- The Pitching
Like it or not, most, if not all, of the starting pitching staff that has compiled a 4.82 ERA will likely return in 2013. The same can be said for the injured John Lackey. They’ve been bad, but we can’t change that. So why not focus on the positives with an eye towards 2013?
Has Jon Lester turned the corner? In his last two starts, he’s allowed a combined two runs, on eight hits, in 13 innings pitched. He’s struck out sixteen batters to four walks. Most notably, he’s induced a 15% swinging strike rate (career 9.3%). He’s really, really missing bats at the moment.
Does Franklin Morales continue to find success? In eight starts this season, Morales has a 3.98 ERA with an above average 2.75 strikeout to walk ratio. If he keeps this up, will the team offer him a shot in the rotation to start next season?
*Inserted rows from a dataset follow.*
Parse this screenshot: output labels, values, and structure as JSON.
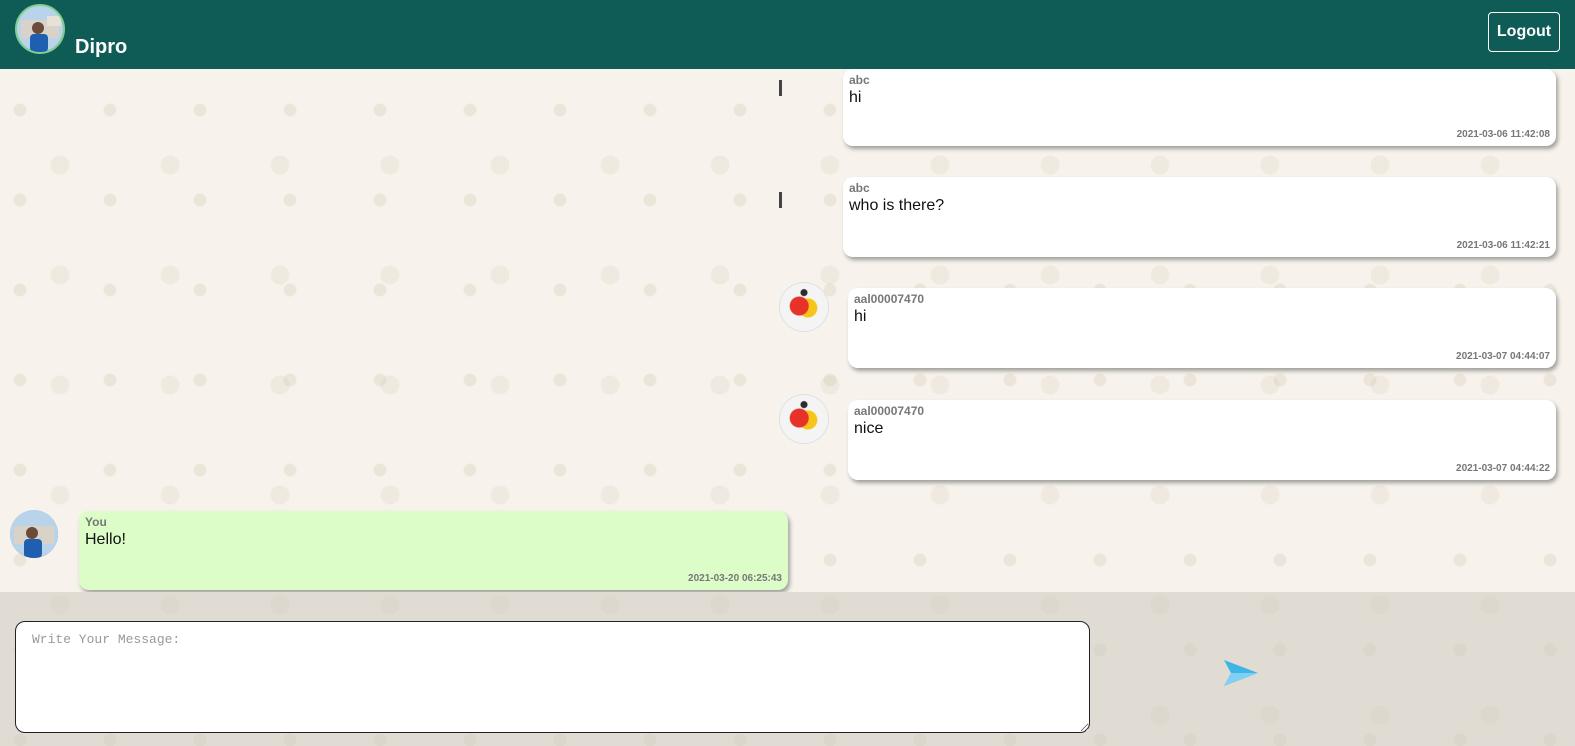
{
  "header": {
    "user_name": "Dipro",
    "logout_label": "Logout"
  },
  "messages": [
    {
      "sender": "abc",
      "text": "hi",
      "time": "2021-03-06 11:42:08"
    },
    {
      "sender": "abc",
      "text": "who is there?",
      "time": "2021-03-06 11:42:21"
    },
    {
      "sender": "aal00007470",
      "text": "hi",
      "time": "2021-03-07 04:44:07"
    },
    {
      "sender": "aal00007470",
      "text": "nice",
      "time": "2021-03-07 04:44:22"
    },
    {
      "sender": "You",
      "text": "Hello!",
      "time": "2021-03-20 06:25:43"
    }
  ],
  "composer": {
    "placeholder": "Write Your Message:",
    "value": ""
  },
  "colors": {
    "header_bg": "#0e5c55",
    "own_bubble": "#dcfcc8",
    "other_bubble": "#ffffff",
    "send_icon": "#3fb4e6"
  },
  "icons": {
    "send": "send-icon"
  }
}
Assuming he isn’t pitching injured, can Josh Beckett figure out how to pitch with reduced velocity?
Despite the severe ill will directed his way, John Lackey can be a pretty decent pitcher when he isn’t injured. Will he make a start before the season is up?
- Playing the Spoiler
Facing a number of teams in playoff contention over the next month and change, the Sox find themselves in an unusual position: they have the opportunity to play the spoiler.
The Rays currently hold the wild card and are four games behind the New York Yankees for the AL East crown. The Orioles, two games behind the Rays, would win the second wild card if the season ended today. Beginning on September 17th, the Sox face both teams six times each over the next thirteen days. As the say goes, if you can’t win, don’t let them win either.